TRY IT |
For every line of the records below that holds "Assistant", add one. Give only the final total.
Top of DATA SHOWN
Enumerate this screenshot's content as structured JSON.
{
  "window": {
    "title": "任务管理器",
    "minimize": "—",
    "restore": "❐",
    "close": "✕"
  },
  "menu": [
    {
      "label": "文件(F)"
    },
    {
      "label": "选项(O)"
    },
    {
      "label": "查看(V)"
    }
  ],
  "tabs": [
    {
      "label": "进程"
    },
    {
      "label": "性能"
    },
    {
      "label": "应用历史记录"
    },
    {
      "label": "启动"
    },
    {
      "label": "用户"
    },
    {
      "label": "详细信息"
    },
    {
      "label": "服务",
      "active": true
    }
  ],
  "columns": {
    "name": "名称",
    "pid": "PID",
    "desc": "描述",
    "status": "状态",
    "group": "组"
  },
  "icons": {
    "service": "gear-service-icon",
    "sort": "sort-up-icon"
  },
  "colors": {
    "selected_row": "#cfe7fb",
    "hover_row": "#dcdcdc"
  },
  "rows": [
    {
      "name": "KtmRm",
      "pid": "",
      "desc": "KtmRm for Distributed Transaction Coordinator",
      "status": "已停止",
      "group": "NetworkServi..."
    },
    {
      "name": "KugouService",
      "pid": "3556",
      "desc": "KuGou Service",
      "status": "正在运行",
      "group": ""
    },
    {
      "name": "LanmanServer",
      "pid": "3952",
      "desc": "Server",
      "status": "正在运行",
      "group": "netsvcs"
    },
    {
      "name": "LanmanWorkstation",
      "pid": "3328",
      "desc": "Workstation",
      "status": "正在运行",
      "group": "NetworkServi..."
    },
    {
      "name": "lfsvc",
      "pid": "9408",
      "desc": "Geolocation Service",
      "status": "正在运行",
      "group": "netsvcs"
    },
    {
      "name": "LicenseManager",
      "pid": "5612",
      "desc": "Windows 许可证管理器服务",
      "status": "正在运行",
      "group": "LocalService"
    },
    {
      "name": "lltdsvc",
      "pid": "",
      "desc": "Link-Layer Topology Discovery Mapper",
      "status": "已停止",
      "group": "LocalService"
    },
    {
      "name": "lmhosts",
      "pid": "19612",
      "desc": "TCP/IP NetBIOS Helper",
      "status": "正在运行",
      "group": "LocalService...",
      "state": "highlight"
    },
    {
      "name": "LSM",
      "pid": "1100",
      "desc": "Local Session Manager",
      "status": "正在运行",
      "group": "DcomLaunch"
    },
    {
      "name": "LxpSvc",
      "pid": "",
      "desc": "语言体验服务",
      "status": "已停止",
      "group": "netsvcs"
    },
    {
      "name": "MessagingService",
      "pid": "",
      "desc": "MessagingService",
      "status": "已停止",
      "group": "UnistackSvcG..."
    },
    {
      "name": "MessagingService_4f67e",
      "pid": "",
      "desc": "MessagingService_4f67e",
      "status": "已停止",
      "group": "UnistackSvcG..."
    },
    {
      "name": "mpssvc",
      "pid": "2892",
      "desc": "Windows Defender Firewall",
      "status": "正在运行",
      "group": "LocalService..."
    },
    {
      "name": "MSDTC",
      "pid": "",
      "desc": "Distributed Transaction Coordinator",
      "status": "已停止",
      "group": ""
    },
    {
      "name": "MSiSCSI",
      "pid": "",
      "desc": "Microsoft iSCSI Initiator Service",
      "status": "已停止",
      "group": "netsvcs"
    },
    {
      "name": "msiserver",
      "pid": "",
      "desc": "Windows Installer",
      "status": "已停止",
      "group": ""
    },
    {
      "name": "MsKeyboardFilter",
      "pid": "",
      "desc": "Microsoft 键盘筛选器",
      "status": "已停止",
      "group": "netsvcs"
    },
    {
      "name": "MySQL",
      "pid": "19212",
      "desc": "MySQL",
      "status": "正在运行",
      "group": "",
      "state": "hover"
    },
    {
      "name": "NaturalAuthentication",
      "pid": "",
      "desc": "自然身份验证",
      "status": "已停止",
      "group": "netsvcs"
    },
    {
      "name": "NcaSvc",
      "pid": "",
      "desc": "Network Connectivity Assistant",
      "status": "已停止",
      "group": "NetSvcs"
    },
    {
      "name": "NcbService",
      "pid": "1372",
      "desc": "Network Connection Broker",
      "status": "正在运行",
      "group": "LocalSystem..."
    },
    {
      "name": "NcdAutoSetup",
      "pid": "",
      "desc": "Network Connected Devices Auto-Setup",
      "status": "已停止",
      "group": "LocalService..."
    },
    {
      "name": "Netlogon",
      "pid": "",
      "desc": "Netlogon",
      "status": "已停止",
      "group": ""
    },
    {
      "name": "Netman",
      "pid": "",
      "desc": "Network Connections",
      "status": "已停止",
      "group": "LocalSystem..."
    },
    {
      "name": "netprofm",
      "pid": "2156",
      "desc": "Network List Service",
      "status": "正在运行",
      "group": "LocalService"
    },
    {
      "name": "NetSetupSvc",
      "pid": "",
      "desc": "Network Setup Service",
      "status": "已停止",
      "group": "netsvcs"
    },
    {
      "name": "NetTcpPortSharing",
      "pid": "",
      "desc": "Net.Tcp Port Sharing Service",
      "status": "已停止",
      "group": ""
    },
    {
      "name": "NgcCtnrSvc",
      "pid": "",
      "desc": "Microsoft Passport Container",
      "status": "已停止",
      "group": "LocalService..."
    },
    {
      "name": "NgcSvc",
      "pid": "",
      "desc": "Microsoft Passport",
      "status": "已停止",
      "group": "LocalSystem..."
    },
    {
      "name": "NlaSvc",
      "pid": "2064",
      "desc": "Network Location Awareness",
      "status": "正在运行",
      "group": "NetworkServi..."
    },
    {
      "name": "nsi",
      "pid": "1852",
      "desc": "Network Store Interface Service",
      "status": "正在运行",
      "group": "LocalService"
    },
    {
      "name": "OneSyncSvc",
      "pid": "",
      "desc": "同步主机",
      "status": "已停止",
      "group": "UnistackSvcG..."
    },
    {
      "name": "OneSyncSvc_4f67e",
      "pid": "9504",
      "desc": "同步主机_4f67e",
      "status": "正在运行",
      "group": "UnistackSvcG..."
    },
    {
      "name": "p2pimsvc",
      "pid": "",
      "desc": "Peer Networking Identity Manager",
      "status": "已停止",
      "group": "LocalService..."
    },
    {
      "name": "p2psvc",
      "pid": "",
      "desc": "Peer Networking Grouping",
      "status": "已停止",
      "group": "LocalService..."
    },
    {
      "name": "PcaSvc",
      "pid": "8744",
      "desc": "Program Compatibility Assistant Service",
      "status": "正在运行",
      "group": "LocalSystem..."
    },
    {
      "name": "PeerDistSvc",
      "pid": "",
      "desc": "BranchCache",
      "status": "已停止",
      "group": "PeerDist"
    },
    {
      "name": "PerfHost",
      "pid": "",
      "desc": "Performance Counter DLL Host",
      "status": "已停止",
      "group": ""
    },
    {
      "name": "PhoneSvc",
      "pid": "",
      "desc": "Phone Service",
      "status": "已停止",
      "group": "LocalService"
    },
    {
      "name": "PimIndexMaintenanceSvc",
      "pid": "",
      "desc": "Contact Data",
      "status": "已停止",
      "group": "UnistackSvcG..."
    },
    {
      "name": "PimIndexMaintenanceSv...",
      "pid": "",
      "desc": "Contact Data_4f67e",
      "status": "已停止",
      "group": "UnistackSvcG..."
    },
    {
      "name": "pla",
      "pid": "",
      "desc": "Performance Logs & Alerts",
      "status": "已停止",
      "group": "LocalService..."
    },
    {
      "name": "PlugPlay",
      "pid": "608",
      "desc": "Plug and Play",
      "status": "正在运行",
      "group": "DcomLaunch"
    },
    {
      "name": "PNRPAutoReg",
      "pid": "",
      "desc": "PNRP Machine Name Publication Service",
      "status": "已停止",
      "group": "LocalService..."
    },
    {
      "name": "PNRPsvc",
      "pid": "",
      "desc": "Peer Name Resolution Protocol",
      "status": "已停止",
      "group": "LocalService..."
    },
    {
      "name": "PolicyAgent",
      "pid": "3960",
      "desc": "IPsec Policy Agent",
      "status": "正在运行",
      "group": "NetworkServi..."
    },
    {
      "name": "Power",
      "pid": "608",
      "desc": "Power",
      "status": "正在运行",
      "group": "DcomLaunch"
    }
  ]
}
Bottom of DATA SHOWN
RESPONSE FOR THIS EXERCISE |
2